Center For Integrated Studies
Maximizing Student Engagement
Hargrave’s Center for Integrated Studies, grades 7-9, is structured around a philosophy that the younger student is best served by an integrated approach to development. Whether the learning, evaluation and mentoring occurs in the classroom, in the dorms or halls or on the athletic arena, today’s young man is preparing for an ever-increasingly complex world in high school, college and beyond.
Despite the concerns about so-called 21st century skills and next generation standards, our century-long experience tells us that focusing on the core attributes of a young man will prepare him, regardless of what new revolution lies around the corner.
The environment and teaching philosophies in the CIS are first and foremost age-appropriate for young men in seventh through ninth grades. The Academy’s CIS faculty and staff join students in the learning process, both modeling and building skills in an intentional, developmental and deliberate manner. The end goal is to build academic aptitude, self-confidence and most importantly, instilling a love for self-improvement. The formal academic curriculum of the CIS is “integrated” in multiple dimensions.
Part of a Community
A selected central “life” question is posed to CIS Cadets. The Cadet is guided to develop answers to that question by drawing on lessons and examples in their Core Courses (cultural studies, science, and language arts). Rather than seeing each course as a separate entity, Cadets experience the interdisciplinary learning model.

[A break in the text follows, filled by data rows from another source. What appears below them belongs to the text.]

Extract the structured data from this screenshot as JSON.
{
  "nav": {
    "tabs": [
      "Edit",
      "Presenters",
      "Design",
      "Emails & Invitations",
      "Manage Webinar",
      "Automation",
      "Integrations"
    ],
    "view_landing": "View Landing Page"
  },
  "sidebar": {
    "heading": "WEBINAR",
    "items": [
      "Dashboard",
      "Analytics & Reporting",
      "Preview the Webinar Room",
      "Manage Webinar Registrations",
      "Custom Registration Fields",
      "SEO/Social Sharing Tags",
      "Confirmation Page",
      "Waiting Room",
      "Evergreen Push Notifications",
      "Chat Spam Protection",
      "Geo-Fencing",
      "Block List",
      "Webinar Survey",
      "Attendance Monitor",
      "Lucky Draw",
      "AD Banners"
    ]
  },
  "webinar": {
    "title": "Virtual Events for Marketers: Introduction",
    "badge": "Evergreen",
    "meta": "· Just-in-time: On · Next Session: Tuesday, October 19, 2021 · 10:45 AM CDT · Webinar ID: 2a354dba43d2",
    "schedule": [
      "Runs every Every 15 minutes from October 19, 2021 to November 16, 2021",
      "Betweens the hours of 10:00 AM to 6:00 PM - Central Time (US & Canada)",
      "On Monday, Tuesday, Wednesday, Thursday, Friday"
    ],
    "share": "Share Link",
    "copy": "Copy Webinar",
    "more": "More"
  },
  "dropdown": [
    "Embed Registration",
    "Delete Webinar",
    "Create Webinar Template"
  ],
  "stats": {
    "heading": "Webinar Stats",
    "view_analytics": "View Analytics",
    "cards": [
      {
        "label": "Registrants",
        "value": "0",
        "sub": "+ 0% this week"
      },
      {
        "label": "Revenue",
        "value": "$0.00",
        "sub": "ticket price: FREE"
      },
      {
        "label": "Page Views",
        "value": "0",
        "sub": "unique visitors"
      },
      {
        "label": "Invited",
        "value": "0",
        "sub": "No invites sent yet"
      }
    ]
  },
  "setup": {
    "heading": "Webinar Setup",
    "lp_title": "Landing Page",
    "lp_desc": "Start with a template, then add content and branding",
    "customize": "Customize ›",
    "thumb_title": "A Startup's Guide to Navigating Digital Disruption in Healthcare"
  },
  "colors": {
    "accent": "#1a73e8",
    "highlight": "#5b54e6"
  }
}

Cadets are not expected to be their own island, but understand the power and expectations of being contributing members of a community. While addressing the foundational academic requirements for college-bound students, Cadets learn to effectively work in teams and live under the advantages and structure of a college-like schedule (three courses per day, alternating courses by day) to include utilizing tutorial periods. The classroom environment provides experience with a variety of methodologies, including traditional lectures, hands-on projects, reaching into practical applications and advanced educational technology.
Students are placed in a "Core" or cohort based on demonstrated abilities. Students within the same core remain together through classes in language arts, cultural studies, and science. In some cases, the material taught to a Core does not correspond to the traditional definition of a particular grade. For example, a student traditionally placed into the seventh grade may be placed into a Core with other students that may traditionally have been placed in the eighth or ninth grades.
Required math instruction is individualized and includes options up through Honors Geometry or Honors Algebra 2. Elective courses are available in foreign languages, art, music and character development. Ninth grade students earn credits towards graduation.
Since cadets are placed within a Core, major academic projects are addressed by multiple courses. For example, a summative project on World War II may involve a debate of the ethics of utilizing atomic weapons. The cultural studies (history), language arts, and science courses take an integrated, cooperative approach to the required knowledge to successfully complete the project: understanding the historical context, research skills, personal accounts, communication skills (rhetoric) and scientific context.
CIS Cadets live together in Delta Company. Ninth graders are expected to help lead their younger brothers and peers under a small cadre of upper school Cadet Officers and the adult professional TAC officers. The opportunity and power of positive peer mentoring cannot be over-emphasized, nurtured and rewarded in their environment. During the structured evening study hall, in addition to a faculty member, Cadets have a mechanism to help each other as well as do appropriate group work and study